We got back in town the other night in time to see David Crosby And Friends at The Sheldon, adding another check mark to our Rockers Over 70 Bucket List.

The last time we saw Crosby he had just emerged from prison and rehab and was back on the road with Graham Nash and Stephen Stills. Unfortunately, Crosby wasn’t in shape yet and spent most of the evening standing like a zombie, barely joining in on most of the songs with a voice not yet strong enough to fill a concert hall.
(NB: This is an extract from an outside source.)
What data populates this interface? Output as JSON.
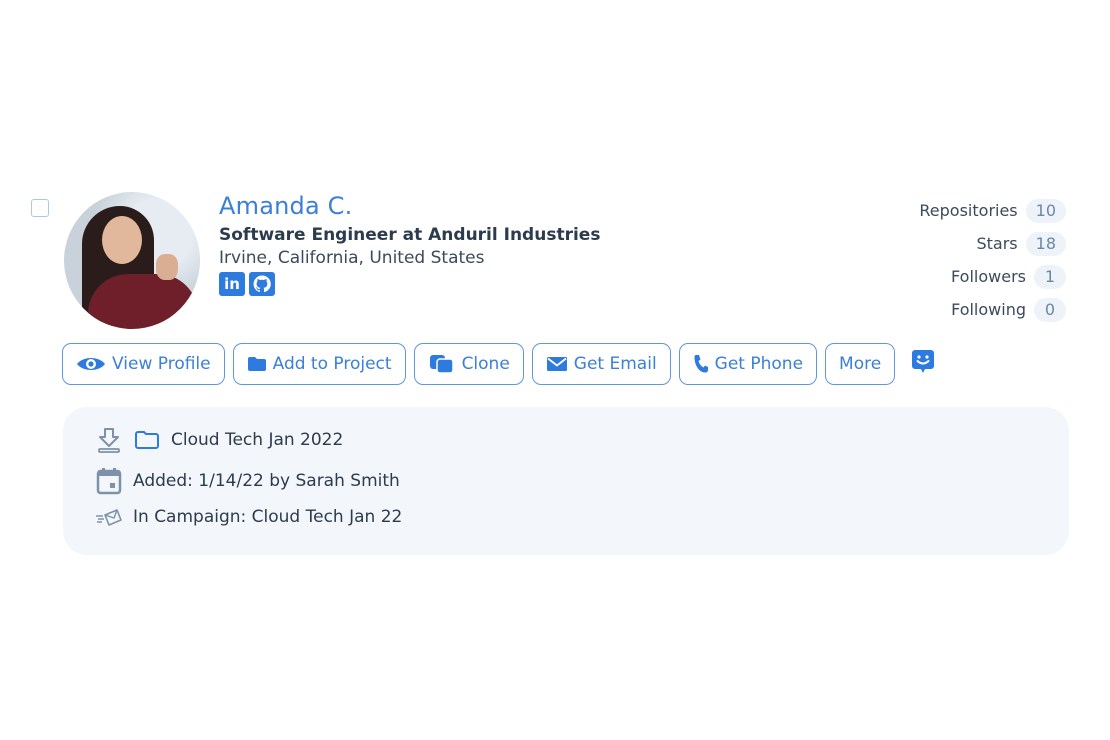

This week, his voice was full and robust as he performed 17 songs over two sets — some new, some from his solo career — plus the Byrds classic “Eight Miles High.” There were also a half-dozen tunes from his earliest CSN days including “Guinnevere,” “Long Time Gone,” “Deja Vu,” “Wooden Ships,” and “Almost Cut My Hair.” Between songs, though he claimed he wasn’t stoned, Crosby’s memory was a little fuzzy — he is 77, after all — but no one seemed to mind because the music was so damned good.

The “friends” in the quintet supporting him were two women, two men, and his son James — all excellent players who have their own bands. Their backing harmonies were solid, but I couldn’t help thinking their voices could never meld with Crosby’s as well as Nash’s and Stills’ did. That vocal trio will forever define the phrase “perfect harmony.”

Watching and listening to Crosby — like seeing Nash at The Pageant last year — provided a vivid reminder of a time when rock stars not only gave us their music, but also shared their social conscience through protest songs. That came to full force when Crosby and his band returned to the stage for an encore and tore into Neil Young’s “Ohio,” a song from an era when America was even more divided than it is today.

As the audience of baby boomers sang along with every word, a giant smile formed on Crosby’s face, perhaps a recognition of how music can both lead and reflect public sentiment. Can any modern music stars lay claim to that?